◆ PROMPT ◆
Every line below containing the word "Bing" should be found and copied.

++++ AVAILABLE DATA

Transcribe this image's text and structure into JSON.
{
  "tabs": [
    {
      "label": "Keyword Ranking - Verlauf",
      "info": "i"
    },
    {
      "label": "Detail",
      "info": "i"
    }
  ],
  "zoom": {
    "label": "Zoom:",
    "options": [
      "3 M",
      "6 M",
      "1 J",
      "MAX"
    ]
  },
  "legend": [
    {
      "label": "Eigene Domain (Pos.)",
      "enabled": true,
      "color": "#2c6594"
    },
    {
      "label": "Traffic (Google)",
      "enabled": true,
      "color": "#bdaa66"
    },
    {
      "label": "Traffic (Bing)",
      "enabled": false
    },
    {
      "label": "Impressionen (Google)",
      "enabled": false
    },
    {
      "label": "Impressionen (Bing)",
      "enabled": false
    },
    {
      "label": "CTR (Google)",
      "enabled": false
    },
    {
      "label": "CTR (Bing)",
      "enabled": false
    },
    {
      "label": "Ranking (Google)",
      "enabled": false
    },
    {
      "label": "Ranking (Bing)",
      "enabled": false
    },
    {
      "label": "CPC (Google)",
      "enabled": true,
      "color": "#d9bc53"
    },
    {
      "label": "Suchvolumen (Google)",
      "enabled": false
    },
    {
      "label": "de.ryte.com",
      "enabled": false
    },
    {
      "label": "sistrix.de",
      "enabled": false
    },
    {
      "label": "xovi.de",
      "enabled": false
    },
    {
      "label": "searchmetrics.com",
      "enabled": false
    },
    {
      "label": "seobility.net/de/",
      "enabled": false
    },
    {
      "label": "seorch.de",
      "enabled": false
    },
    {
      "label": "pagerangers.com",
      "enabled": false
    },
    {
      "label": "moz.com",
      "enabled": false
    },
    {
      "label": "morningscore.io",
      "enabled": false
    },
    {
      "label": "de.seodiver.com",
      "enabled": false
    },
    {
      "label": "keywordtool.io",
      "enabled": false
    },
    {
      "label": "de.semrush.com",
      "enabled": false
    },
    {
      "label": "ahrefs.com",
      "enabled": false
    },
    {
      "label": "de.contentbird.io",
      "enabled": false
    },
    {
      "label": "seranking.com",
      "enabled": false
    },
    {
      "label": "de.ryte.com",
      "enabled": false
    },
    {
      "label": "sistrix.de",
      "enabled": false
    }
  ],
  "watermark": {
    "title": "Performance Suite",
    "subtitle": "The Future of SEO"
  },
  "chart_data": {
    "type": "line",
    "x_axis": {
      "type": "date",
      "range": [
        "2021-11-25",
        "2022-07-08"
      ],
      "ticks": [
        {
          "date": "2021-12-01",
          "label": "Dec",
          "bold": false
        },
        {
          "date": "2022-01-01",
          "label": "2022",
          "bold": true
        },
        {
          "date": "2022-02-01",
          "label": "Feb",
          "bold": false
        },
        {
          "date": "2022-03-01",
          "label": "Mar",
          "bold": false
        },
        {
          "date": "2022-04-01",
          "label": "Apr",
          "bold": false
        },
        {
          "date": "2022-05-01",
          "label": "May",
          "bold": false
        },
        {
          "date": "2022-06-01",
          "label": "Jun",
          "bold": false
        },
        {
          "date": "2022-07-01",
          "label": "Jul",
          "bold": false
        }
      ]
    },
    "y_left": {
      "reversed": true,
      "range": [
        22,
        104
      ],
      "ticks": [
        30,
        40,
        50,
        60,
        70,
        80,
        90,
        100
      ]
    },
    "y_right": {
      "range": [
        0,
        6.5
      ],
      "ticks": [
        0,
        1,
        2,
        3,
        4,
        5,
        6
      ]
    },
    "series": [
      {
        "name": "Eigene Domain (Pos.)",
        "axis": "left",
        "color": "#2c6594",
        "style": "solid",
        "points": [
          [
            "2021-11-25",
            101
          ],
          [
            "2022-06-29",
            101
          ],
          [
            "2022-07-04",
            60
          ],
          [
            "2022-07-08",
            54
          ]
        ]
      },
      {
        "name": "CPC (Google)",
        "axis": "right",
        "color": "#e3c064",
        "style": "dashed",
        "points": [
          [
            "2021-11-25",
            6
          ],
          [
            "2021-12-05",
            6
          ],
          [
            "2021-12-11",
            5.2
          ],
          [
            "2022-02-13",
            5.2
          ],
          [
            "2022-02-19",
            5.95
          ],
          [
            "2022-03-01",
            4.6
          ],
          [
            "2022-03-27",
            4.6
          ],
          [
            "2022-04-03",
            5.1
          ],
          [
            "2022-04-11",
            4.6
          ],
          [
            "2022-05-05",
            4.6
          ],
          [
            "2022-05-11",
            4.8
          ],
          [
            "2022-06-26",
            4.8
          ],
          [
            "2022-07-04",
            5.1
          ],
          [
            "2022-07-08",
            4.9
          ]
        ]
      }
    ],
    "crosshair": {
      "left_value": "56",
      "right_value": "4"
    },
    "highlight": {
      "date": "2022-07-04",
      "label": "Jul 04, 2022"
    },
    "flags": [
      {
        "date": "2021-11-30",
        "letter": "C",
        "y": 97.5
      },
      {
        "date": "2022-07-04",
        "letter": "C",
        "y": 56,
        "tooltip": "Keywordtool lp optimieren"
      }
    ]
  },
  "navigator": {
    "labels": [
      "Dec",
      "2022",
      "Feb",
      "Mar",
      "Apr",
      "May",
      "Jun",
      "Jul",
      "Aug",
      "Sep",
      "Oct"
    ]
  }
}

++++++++

◆ REPLY TO THE TASK ◆
      "label": "Traffic (Bing)",
      "label": "Impressionen (Bing)",
      "label": "CTR (Bing)",
      "label": "Ranking (Bing)",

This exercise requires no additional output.